In the records below, which lines include "Diego"? Copy them.
※
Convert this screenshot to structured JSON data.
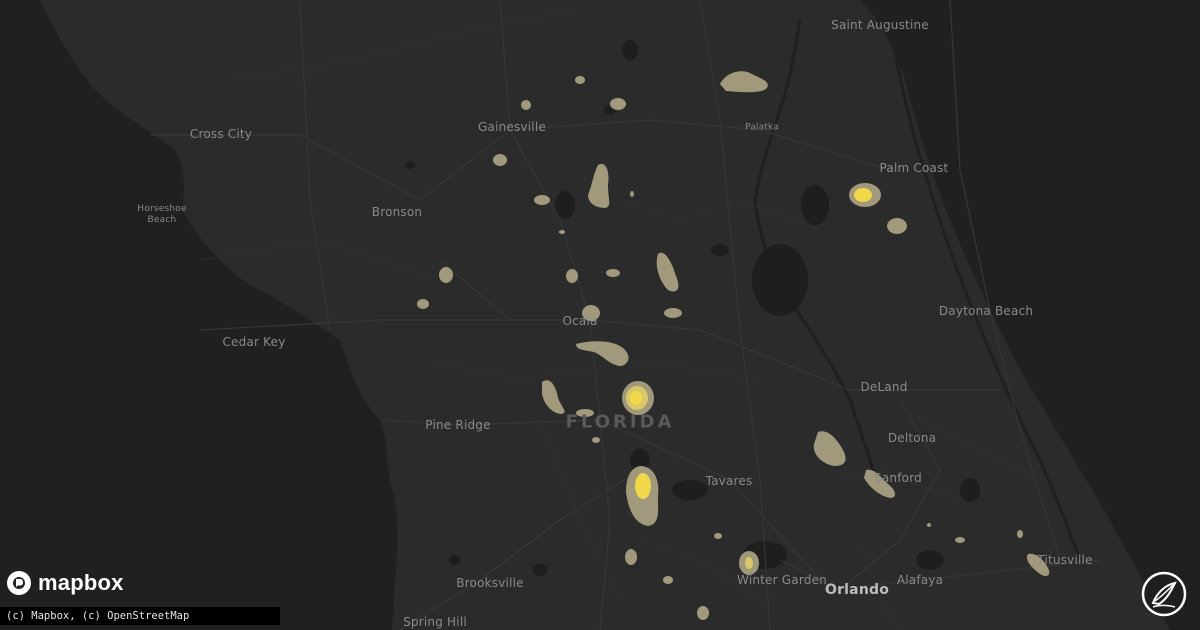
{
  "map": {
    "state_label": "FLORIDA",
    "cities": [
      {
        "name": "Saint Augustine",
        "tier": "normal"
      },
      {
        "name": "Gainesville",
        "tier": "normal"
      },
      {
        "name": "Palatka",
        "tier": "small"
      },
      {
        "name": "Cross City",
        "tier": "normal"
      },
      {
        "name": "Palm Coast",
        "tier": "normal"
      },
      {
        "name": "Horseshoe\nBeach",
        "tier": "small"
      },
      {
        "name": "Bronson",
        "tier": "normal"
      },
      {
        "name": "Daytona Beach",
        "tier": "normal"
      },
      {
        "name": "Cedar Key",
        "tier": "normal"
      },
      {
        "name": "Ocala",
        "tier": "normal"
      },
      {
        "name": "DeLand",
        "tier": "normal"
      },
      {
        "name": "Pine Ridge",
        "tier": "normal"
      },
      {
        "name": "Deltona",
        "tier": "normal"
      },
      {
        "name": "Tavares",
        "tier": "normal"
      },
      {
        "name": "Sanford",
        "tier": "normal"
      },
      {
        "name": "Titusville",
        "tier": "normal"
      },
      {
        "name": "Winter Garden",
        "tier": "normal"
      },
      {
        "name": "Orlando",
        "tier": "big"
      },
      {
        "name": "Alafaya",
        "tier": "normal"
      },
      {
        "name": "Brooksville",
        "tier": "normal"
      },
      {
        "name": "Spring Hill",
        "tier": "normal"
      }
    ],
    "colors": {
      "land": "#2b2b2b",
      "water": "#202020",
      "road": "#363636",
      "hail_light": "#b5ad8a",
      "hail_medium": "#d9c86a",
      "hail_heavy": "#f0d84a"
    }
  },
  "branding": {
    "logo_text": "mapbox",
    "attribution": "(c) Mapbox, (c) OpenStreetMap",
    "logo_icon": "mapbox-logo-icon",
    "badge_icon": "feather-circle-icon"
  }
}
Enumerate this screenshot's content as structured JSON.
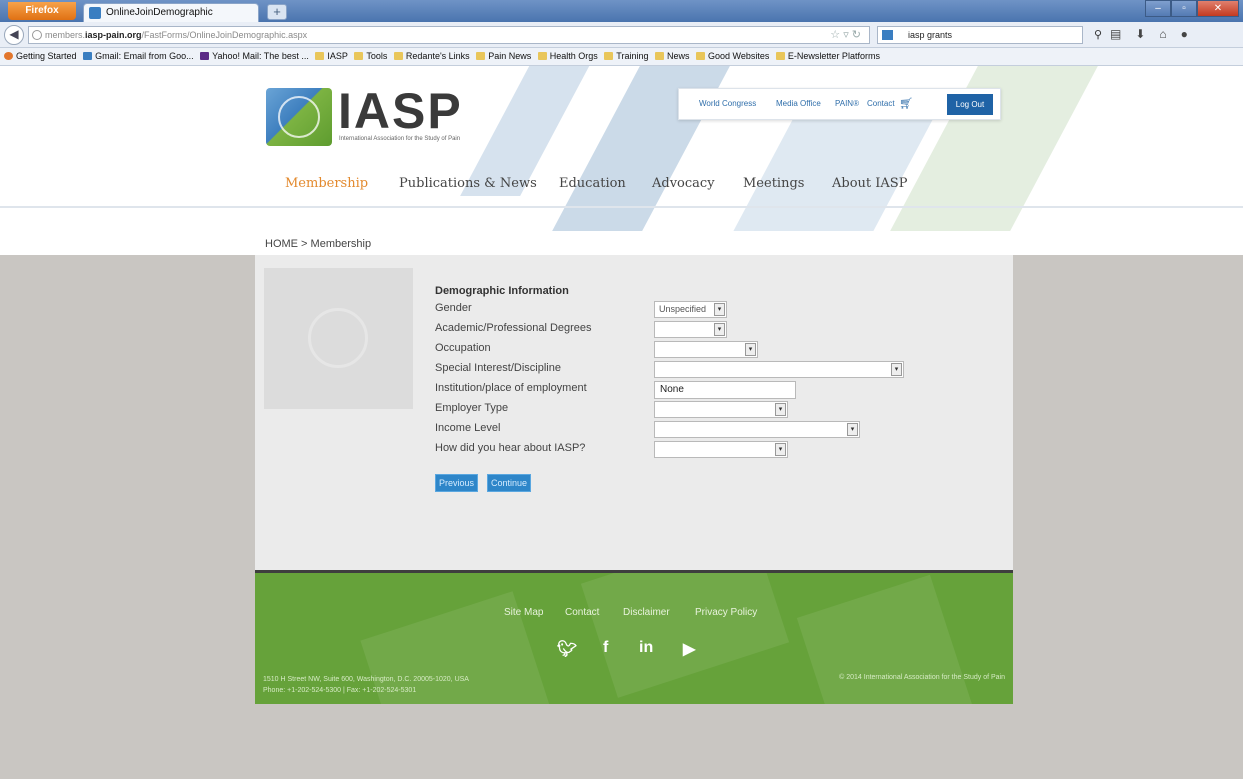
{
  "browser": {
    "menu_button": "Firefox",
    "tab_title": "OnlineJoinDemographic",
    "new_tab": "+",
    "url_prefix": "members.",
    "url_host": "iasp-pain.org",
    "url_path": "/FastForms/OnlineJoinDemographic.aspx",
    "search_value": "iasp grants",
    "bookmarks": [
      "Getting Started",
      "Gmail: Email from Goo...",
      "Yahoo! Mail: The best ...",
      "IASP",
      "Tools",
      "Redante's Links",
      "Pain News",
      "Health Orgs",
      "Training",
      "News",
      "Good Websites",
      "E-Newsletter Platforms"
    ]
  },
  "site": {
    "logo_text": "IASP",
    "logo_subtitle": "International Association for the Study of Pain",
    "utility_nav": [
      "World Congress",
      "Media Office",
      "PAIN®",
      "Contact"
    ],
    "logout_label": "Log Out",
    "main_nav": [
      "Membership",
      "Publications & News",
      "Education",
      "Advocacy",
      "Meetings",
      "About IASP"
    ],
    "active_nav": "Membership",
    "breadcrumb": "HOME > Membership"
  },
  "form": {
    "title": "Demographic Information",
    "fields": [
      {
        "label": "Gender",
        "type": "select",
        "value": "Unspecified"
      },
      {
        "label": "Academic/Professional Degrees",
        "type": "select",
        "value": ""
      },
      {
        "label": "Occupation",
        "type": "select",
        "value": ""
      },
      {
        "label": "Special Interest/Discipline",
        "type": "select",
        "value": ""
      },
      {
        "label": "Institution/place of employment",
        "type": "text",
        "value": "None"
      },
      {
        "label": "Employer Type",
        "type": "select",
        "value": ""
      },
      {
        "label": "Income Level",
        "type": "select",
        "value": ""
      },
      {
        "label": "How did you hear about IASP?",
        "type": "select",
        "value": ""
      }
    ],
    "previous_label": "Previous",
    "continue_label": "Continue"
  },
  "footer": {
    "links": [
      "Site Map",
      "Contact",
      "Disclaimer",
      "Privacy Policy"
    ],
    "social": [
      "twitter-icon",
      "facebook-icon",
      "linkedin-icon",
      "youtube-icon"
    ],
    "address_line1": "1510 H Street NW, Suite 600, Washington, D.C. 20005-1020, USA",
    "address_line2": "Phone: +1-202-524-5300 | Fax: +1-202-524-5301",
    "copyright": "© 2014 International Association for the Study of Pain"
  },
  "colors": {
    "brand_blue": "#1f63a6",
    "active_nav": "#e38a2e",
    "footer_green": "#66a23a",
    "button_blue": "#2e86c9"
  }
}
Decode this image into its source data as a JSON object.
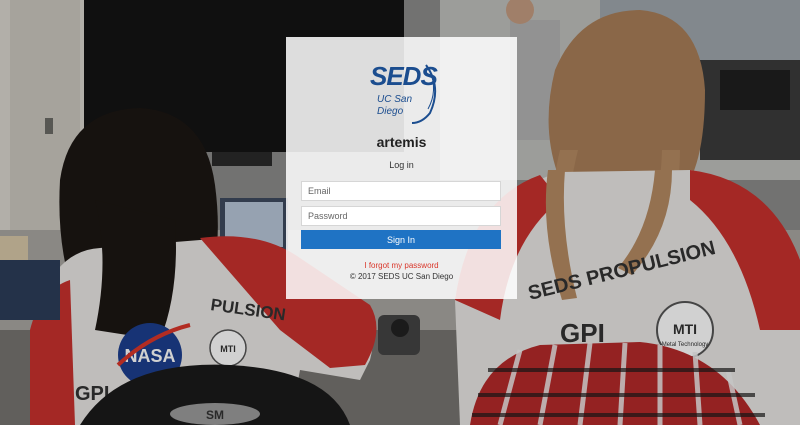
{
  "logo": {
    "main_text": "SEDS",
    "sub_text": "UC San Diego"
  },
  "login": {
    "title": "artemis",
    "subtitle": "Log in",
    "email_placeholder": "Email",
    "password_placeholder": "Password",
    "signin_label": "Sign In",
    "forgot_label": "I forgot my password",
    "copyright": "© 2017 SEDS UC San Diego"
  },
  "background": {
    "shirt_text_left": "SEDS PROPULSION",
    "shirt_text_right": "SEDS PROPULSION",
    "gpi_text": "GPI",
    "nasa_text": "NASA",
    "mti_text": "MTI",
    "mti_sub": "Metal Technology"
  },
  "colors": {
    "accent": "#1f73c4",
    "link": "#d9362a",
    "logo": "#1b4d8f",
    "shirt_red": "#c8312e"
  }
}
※
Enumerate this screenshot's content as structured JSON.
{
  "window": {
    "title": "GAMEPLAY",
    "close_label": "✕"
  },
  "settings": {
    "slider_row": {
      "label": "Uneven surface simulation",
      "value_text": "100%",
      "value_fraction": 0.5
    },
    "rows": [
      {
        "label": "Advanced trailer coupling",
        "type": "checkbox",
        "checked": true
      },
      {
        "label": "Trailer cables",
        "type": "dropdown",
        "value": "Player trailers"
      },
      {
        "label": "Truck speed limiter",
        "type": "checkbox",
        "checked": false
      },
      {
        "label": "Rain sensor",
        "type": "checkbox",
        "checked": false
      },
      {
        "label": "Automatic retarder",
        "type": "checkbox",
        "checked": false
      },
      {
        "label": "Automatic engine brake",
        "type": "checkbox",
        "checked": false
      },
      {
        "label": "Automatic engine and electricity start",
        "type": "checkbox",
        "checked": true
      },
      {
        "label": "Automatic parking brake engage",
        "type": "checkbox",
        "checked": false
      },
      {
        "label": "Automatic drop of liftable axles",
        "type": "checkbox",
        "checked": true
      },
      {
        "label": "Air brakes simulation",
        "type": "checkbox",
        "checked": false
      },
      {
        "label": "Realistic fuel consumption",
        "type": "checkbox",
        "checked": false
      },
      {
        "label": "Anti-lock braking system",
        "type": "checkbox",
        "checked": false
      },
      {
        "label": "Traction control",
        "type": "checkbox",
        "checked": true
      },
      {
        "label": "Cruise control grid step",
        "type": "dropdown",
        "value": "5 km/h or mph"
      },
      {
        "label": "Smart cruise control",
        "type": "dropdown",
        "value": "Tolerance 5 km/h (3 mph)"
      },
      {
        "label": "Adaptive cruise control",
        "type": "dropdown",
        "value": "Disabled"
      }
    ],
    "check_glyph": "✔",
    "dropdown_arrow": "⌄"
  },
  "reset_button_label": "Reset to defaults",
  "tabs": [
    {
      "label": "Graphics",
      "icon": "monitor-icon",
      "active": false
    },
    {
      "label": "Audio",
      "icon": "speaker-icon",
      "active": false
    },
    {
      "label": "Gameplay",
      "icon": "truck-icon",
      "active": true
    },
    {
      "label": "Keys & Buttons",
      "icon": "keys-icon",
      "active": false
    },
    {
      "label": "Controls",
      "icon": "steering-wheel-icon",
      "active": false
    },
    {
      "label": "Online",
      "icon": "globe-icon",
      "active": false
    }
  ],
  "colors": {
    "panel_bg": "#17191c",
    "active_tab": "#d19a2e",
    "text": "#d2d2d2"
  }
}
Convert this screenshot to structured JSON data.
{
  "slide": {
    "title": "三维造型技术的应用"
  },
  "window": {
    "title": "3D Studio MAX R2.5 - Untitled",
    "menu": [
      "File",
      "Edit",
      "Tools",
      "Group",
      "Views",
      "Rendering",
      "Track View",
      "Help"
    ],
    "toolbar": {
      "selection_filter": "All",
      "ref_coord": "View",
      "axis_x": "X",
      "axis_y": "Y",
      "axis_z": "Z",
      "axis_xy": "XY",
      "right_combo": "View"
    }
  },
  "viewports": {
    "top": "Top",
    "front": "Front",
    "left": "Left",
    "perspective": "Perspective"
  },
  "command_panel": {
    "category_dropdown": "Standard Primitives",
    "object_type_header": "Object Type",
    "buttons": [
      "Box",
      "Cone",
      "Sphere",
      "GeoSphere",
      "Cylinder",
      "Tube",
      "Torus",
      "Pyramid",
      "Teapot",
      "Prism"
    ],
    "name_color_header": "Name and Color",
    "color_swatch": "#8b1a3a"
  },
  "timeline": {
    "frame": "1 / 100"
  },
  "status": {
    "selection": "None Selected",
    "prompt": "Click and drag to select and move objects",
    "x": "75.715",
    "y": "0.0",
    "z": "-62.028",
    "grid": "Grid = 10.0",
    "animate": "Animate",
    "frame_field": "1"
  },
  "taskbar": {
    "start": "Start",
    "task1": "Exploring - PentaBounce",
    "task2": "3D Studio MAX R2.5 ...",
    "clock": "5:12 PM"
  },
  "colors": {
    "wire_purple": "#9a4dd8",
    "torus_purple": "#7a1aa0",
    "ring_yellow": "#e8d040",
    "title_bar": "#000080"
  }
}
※
> [YOUR RESPONSE]
    "sub_text": "UC San Diego"
    "copyright": "© 2017 SEDS UC San Diego"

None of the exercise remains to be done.